━━━ DATA SHOWN ━━━

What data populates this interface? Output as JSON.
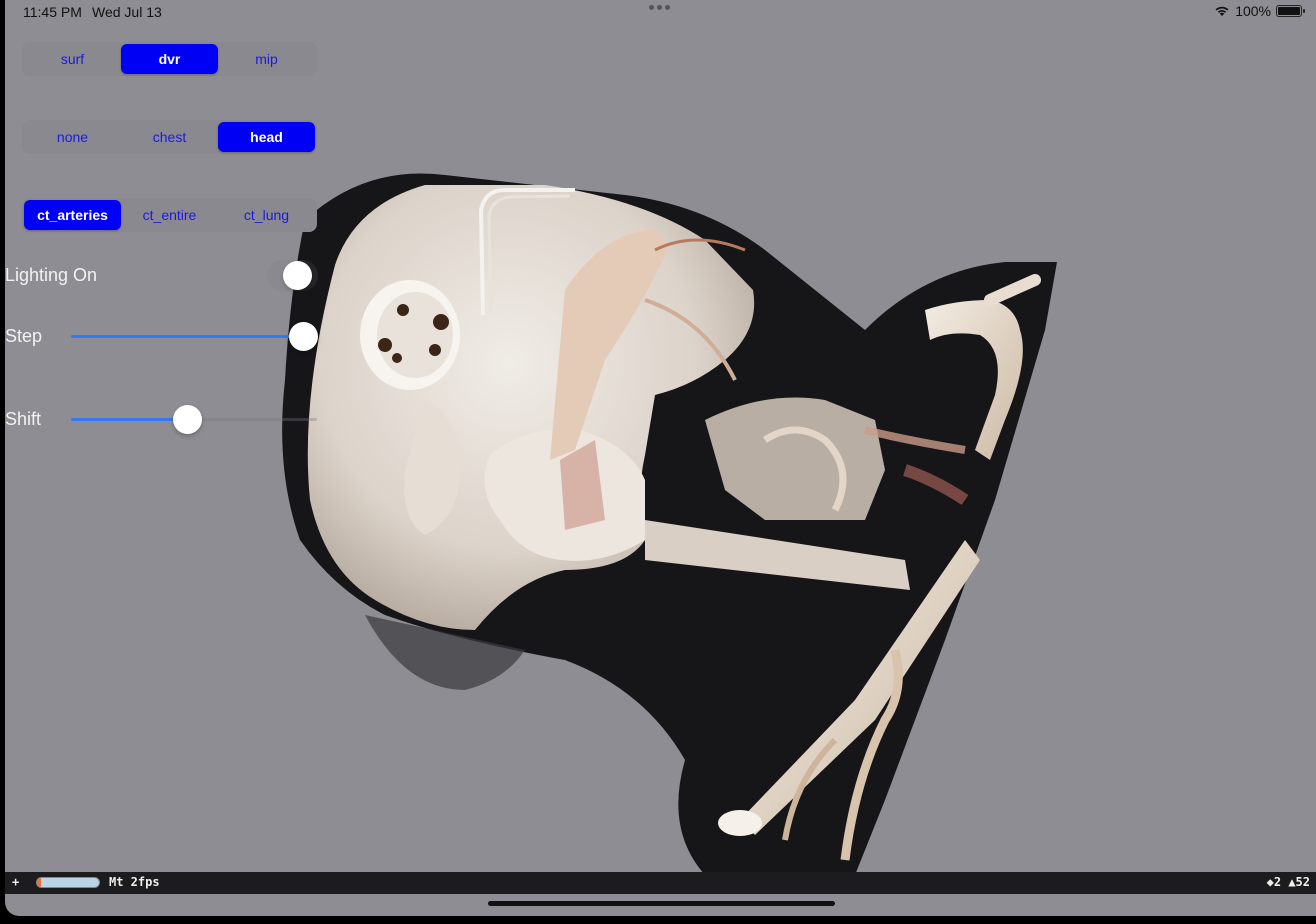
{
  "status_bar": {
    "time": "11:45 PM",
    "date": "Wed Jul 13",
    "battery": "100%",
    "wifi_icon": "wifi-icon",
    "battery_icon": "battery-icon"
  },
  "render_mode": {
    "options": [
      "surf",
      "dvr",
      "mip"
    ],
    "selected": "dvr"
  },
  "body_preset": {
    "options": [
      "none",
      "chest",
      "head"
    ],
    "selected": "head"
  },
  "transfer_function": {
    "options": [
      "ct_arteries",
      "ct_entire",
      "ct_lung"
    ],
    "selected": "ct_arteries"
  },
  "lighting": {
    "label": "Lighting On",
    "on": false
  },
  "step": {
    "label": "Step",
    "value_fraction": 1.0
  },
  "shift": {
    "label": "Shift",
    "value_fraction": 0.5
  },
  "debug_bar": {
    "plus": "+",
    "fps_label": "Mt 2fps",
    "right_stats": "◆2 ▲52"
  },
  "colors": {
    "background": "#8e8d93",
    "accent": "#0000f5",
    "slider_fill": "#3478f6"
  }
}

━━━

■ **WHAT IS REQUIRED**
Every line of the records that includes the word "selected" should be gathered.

■ **COMPLETED TASK**
    "selected": "dvr"
    "selected": "head"
    "selected": "ct_arteries"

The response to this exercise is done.